LISTED RECORDS -
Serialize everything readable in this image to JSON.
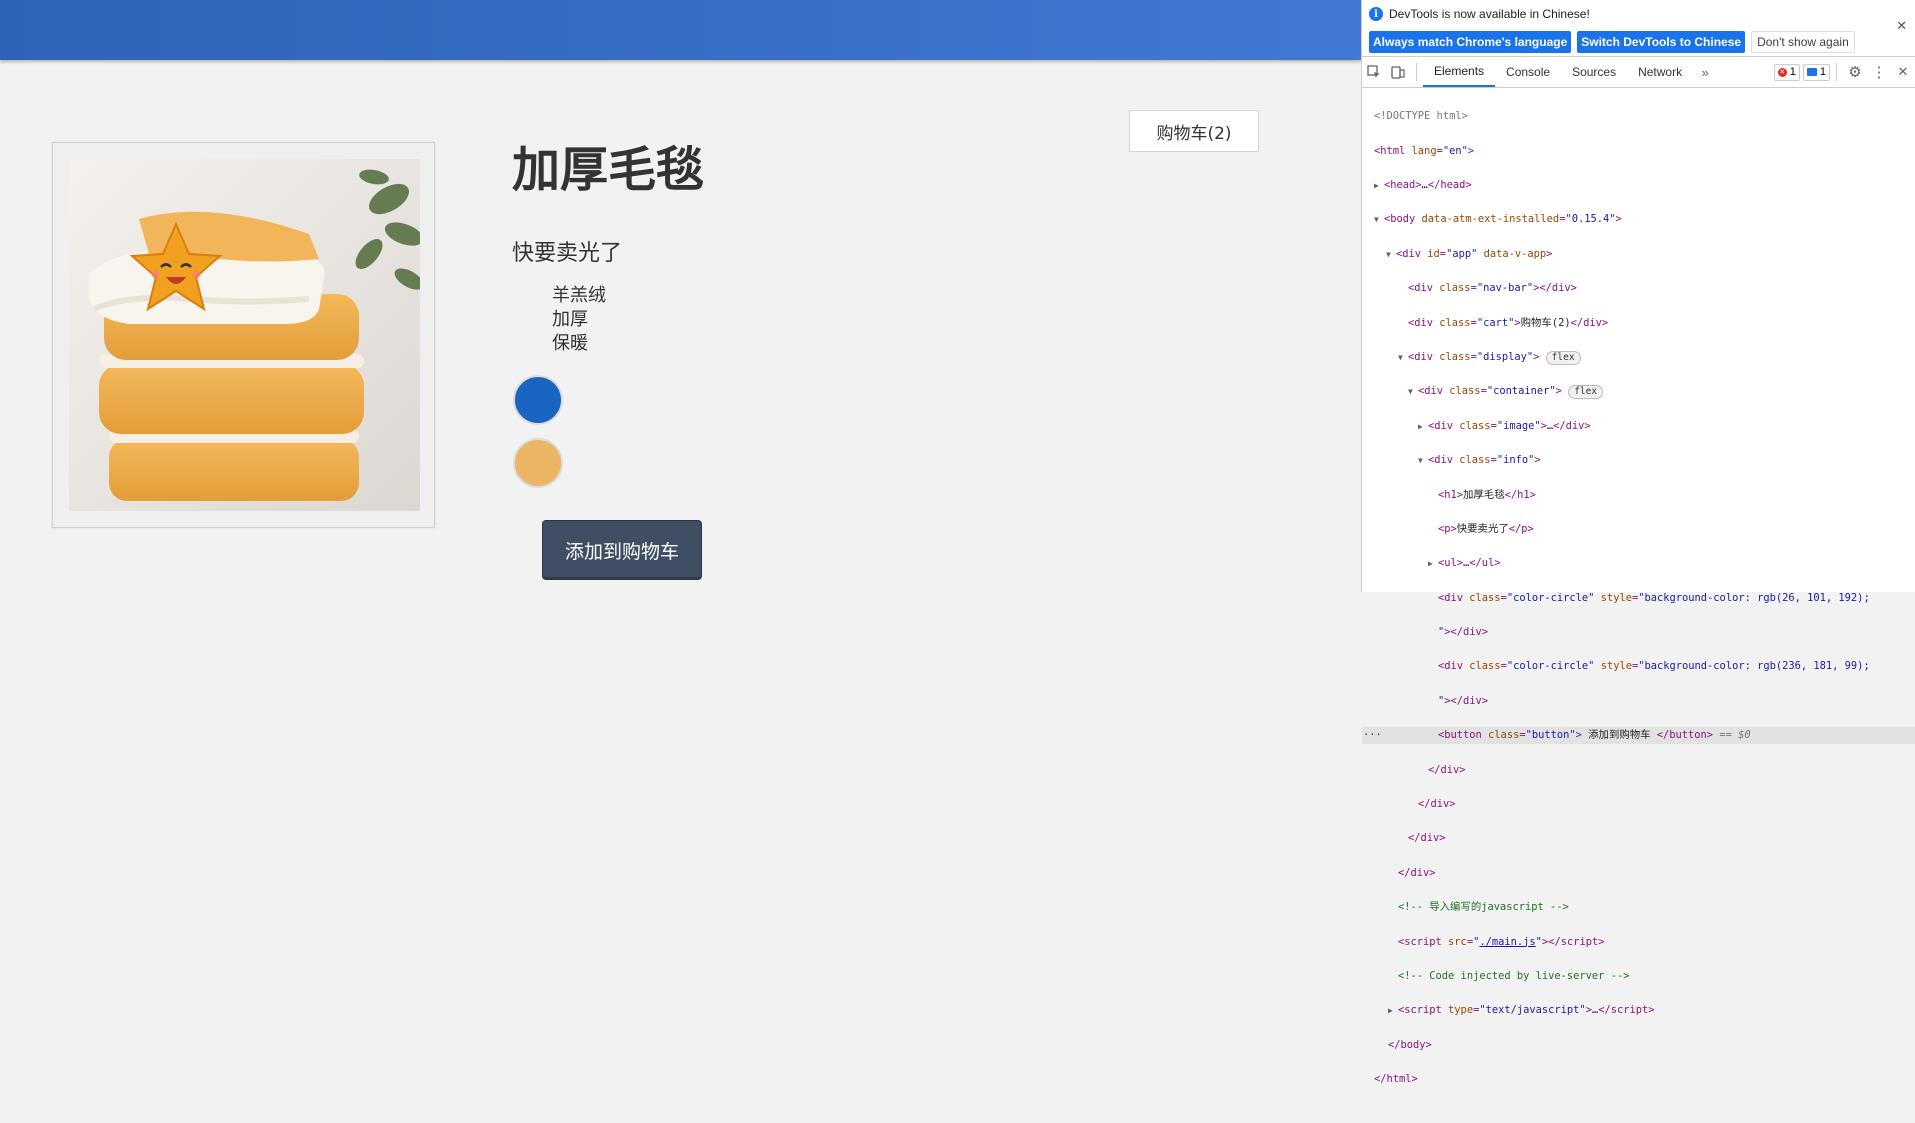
{
  "page": {
    "cart_label": "购物车(2)",
    "title": "加厚毛毯",
    "subtitle": "快要卖光了",
    "features": [
      "羊羔绒",
      "加厚",
      "保暖"
    ],
    "colors": [
      "#1a65c0",
      "#ecb563"
    ],
    "add_button": "添加到购物车"
  },
  "devtools": {
    "banner_text": "DevTools is now available in Chinese!",
    "btn_match": "Always match Chrome's language",
    "btn_switch": "Switch DevTools to Chinese",
    "btn_dismiss": "Don't show again",
    "tabs": [
      "Elements",
      "Console",
      "Sources",
      "Network"
    ],
    "error_count": "1",
    "message_count": "1",
    "dom": {
      "doctype": "<!DOCTYPE html>",
      "body_attr_value": "\"0.15.4\"",
      "cart_text": "购物车(2)",
      "h1_text": "加厚毛毯",
      "p_text": "快要卖光了",
      "color1_style": "\"background-color: rgb(26, 101, 192);",
      "color2_style": "\"background-color: rgb(236, 181, 99);",
      "button_text": " 添加到购物车 ",
      "comment1": "<!-- 导入编写的javascript -->",
      "script_src": "./main.js",
      "comment2": "<!-- Code injected by live-server -->",
      "selected_marker": "== $0"
    }
  }
}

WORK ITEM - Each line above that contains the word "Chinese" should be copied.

ANSWER SPACE -
    "banner_text": "DevTools is now available in Chinese!",
    "btn_switch": "Switch DevTools to Chinese",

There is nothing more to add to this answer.